(SOURCE MATERIAL)

'''

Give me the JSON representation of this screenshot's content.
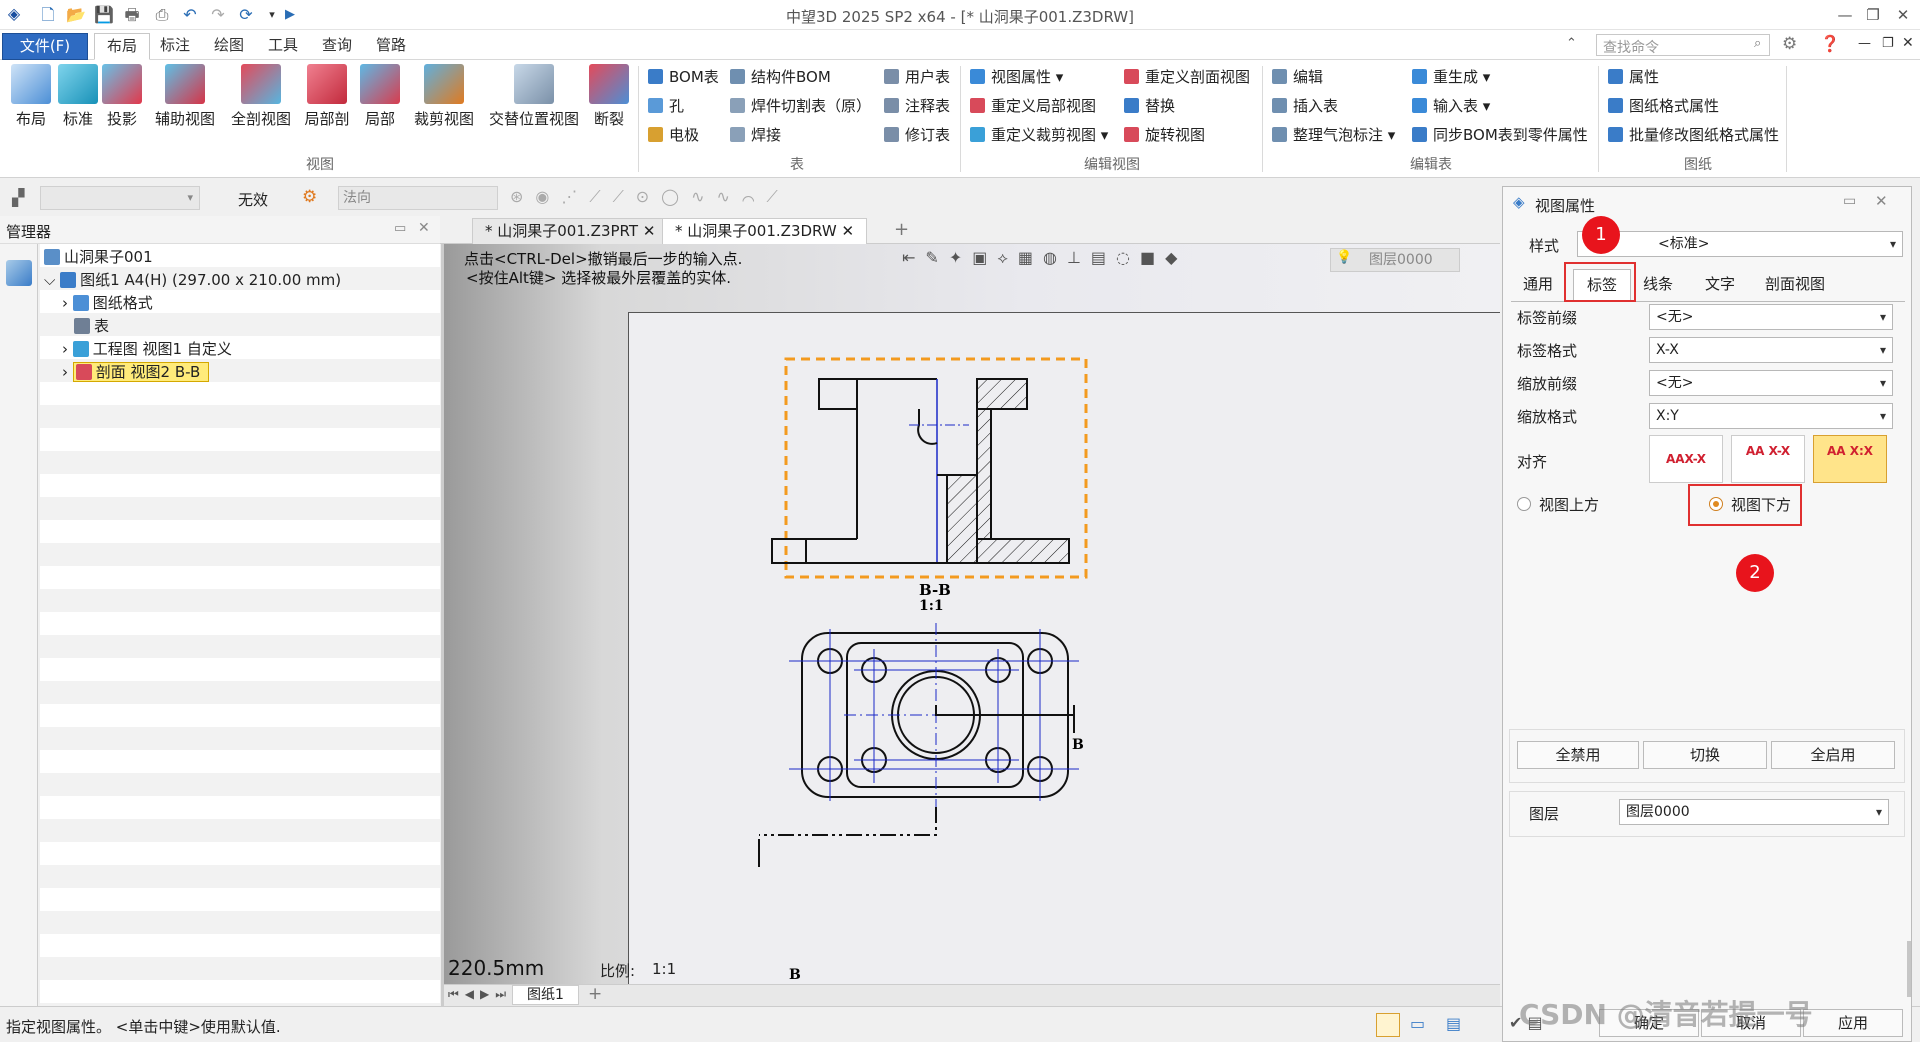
{
  "titlebar": {
    "title": "中望3D 2025 SP2 x64 - [* 山洞果子001.Z3DRW]"
  },
  "menu": {
    "file": "文件(F)",
    "tabs": [
      "布局",
      "标注",
      "绘图",
      "工具",
      "查询",
      "管路"
    ],
    "search_placeholder": "查找命令"
  },
  "ribbon": {
    "view_buttons": [
      "布局",
      "标准",
      "投影",
      "辅助视图",
      "全剖视图",
      "局部剖",
      "局部",
      "裁剪视图",
      "交替位置视图",
      "断裂"
    ],
    "view_group": "视图",
    "table_items": [
      "BOM表",
      "孔",
      "电极",
      "结构件BOM",
      "焊件切割表（原）",
      "焊接",
      "用户表",
      "注释表",
      "修订表"
    ],
    "table_group": "表",
    "edit_view_items": [
      "视图属性",
      "重定义局部视图",
      "重定义裁剪视图",
      "重定义剖面视图",
      "替换",
      "旋转视图"
    ],
    "edit_view_group": "编辑视图",
    "edit_table_items": [
      "编辑",
      "插入表",
      "整理气泡标注",
      "重生成",
      "输入表",
      "同步BOM表到零件属性"
    ],
    "edit_table_group": "编辑表",
    "sheet_items": [
      "属性",
      "图纸格式属性",
      "批量修改图纸格式属性"
    ],
    "sheet_group": "图纸"
  },
  "toolbar2": {
    "status": "无效",
    "direction": "法向"
  },
  "manager": {
    "title": "管理器",
    "tree": [
      "山洞果子001",
      "图纸1 A4(H) (297.00 x 210.00 mm)",
      "图纸格式",
      "表",
      "工程图 视图1 自定义",
      "剖面 视图2 B-B"
    ]
  },
  "doc_tabs": [
    "* 山洞果子001.Z3PRT",
    "* 山洞果子001.Z3DRW"
  ],
  "canvas": {
    "hint1": "点击<CTRL-Del>撤销最后一步的输入点.",
    "hint2": "<按住Alt键> 选择被最外层覆盖的实体.",
    "layer": "图层0000",
    "section_label": "B-B",
    "section_scale": "1:1",
    "cut_label": "B",
    "dim": "220.5mm",
    "scale_label": "比例:",
    "scale_value": "1:1",
    "sheet_tab": "图纸1"
  },
  "status": {
    "text": "指定视图属性。 <单击中键>使用默认值."
  },
  "panel": {
    "title": "视图属性",
    "style_label": "样式",
    "style_value": "<标准>",
    "tabs": [
      "通用",
      "标签",
      "线条",
      "文字",
      "剖面视图"
    ],
    "rows": [
      {
        "label": "标签前缀",
        "value": "<无>"
      },
      {
        "label": "标签格式",
        "value": "X-X"
      },
      {
        "label": "缩放前缀",
        "value": "<无>"
      },
      {
        "label": "缩放格式",
        "value": "X:Y"
      }
    ],
    "align_label": "对齐",
    "align_opts": [
      "AAX-X",
      "AA X-X",
      "AA X:X"
    ],
    "radio_above": "视图上方",
    "radio_below": "视图下方",
    "btn_disable": "全禁用",
    "btn_toggle": "切换",
    "btn_enable": "全启用",
    "layer_label": "图层",
    "layer_value": "图层0000",
    "ok": "确定",
    "cancel": "取消",
    "apply": "应用",
    "badge1": "1",
    "badge2": "2"
  },
  "watermark": "CSDN @清音若提一号"
}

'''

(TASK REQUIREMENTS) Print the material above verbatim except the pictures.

(WRITTEN RESPONSE)
Give me the JSON representation of this screenshot's content.
{
  "titlebar": {
    "title": "中望3D 2025 SP2 x64 - [* 山洞果子001.Z3DRW]"
  },
  "menu": {
    "file": "文件(F)",
    "tabs": [
      "布局",
      "标注",
      "绘图",
      "工具",
      "查询",
      "管路"
    ],
    "search_placeholder": "查找命令"
  },
  "ribbon": {
    "view_buttons": [
      "布局",
      "标准",
      "投影",
      "辅助视图",
      "全剖视图",
      "局部剖",
      "局部",
      "裁剪视图",
      "交替位置视图",
      "断裂"
    ],
    "view_group": "视图",
    "table_items": [
      "BOM表",
      "孔",
      "电极",
      "结构件BOM",
      "焊件切割表（原）",
      "焊接",
      "用户表",
      "注释表",
      "修订表"
    ],
    "table_group": "表",
    "edit_view_items": [
      "视图属性",
      "重定义局部视图",
      "重定义裁剪视图",
      "重定义剖面视图",
      "替换",
      "旋转视图"
    ],
    "edit_view_group": "编辑视图",
    "edit_table_items": [
      "编辑",
      "插入表",
      "整理气泡标注",
      "重生成",
      "输入表",
      "同步BOM表到零件属性"
    ],
    "edit_table_group": "编辑表",
    "sheet_items": [
      "属性",
      "图纸格式属性",
      "批量修改图纸格式属性"
    ],
    "sheet_group": "图纸"
  },
  "toolbar2": {
    "status": "无效",
    "direction": "法向"
  },
  "manager": {
    "title": "管理器",
    "tree": [
      "山洞果子001",
      "图纸1 A4(H) (297.00 x 210.00 mm)",
      "图纸格式",
      "表",
      "工程图 视图1 自定义",
      "剖面 视图2 B-B"
    ]
  },
  "doc_tabs": [
    "* 山洞果子001.Z3PRT",
    "* 山洞果子001.Z3DRW"
  ],
  "canvas": {
    "hint1": "点击<CTRL-Del>撤销最后一步的输入点.",
    "hint2": "<按住Alt键> 选择被最外层覆盖的实体.",
    "layer": "图层0000",
    "section_label": "B-B",
    "section_scale": "1:1",
    "cut_label": "B",
    "dim": "220.5mm",
    "scale_label": "比例:",
    "scale_value": "1:1",
    "sheet_tab": "图纸1"
  },
  "status": {
    "text": "指定视图属性。 <单击中键>使用默认值."
  },
  "panel": {
    "title": "视图属性",
    "style_label": "样式",
    "style_value": "<标准>",
    "tabs": [
      "通用",
      "标签",
      "线条",
      "文字",
      "剖面视图"
    ],
    "rows": [
      {
        "label": "标签前缀",
        "value": "<无>"
      },
      {
        "label": "标签格式",
        "value": "X-X"
      },
      {
        "label": "缩放前缀",
        "value": "<无>"
      },
      {
        "label": "缩放格式",
        "value": "X:Y"
      }
    ],
    "align_label": "对齐",
    "align_opts": [
      "AAX-X",
      "AA X-X",
      "AA X:X"
    ],
    "radio_above": "视图上方",
    "radio_below": "视图下方",
    "btn_disable": "全禁用",
    "btn_toggle": "切换",
    "btn_enable": "全启用",
    "layer_label": "图层",
    "layer_value": "图层0000",
    "ok": "确定",
    "cancel": "取消",
    "apply": "应用",
    "badge1": "1",
    "badge2": "2"
  },
  "watermark": "CSDN @清音若提一号"
}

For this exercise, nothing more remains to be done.